Problem to work on:
Return a copy of every line in the data below that contains "dette".

-=-=-

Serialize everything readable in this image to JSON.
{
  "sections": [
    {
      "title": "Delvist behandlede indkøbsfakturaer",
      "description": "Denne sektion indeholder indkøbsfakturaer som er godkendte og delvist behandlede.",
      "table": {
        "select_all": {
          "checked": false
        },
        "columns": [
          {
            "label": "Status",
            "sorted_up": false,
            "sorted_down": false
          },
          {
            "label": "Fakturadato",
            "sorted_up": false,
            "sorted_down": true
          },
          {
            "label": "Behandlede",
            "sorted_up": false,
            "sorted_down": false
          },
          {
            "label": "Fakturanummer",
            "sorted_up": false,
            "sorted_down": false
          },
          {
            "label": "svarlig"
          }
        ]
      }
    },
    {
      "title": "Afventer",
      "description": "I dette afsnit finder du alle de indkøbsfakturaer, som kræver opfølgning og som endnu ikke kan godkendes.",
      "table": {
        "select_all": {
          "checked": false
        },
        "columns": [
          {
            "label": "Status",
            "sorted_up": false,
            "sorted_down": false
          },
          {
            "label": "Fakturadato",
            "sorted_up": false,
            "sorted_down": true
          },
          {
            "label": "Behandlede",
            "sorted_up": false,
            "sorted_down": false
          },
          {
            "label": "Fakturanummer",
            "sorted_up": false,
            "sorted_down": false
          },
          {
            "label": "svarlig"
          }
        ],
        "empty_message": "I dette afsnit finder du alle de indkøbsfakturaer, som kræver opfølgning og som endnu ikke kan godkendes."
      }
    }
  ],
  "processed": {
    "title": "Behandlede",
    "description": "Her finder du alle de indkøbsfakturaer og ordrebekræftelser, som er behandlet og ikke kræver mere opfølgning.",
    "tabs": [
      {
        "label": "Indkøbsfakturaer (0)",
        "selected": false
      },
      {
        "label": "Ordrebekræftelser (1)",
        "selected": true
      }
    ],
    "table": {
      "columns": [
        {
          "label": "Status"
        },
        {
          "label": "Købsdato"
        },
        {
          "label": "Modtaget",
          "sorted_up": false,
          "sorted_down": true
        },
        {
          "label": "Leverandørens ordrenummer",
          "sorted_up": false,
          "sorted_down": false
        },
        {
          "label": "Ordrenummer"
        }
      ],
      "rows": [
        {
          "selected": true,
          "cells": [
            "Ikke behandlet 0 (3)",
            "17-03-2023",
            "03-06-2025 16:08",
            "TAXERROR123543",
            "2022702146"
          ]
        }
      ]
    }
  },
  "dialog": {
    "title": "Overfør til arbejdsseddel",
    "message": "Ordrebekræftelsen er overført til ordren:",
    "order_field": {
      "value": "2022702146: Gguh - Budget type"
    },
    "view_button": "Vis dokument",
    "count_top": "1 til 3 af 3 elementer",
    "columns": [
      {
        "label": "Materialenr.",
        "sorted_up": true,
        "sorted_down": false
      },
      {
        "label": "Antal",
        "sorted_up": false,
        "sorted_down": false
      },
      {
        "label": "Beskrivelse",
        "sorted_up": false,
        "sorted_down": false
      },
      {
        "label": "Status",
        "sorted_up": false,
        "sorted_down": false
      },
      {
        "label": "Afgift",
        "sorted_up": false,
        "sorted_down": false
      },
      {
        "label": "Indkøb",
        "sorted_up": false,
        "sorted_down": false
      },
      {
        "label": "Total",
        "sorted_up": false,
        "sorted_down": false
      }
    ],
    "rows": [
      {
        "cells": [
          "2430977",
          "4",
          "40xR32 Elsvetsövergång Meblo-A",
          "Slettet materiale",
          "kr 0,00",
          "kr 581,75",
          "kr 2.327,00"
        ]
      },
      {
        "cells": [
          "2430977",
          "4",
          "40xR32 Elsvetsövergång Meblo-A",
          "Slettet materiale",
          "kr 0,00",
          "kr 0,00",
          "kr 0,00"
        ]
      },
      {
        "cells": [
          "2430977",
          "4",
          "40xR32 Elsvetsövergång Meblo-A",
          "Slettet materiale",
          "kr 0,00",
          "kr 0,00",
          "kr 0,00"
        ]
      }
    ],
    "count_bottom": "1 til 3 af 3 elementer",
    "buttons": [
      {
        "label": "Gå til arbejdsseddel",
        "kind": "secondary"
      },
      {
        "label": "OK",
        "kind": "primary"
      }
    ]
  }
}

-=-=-

Written response:
      "description": "I dette afsnit finder du alle de indkøbsfakturaer, som kræver opfølgning og som endnu ikke kan godkendes.",
        "empty_message": "I dette afsnit finder du alle de indkøbsfakturaer, som kræver opfølgning og som endnu ikke kan godkendes."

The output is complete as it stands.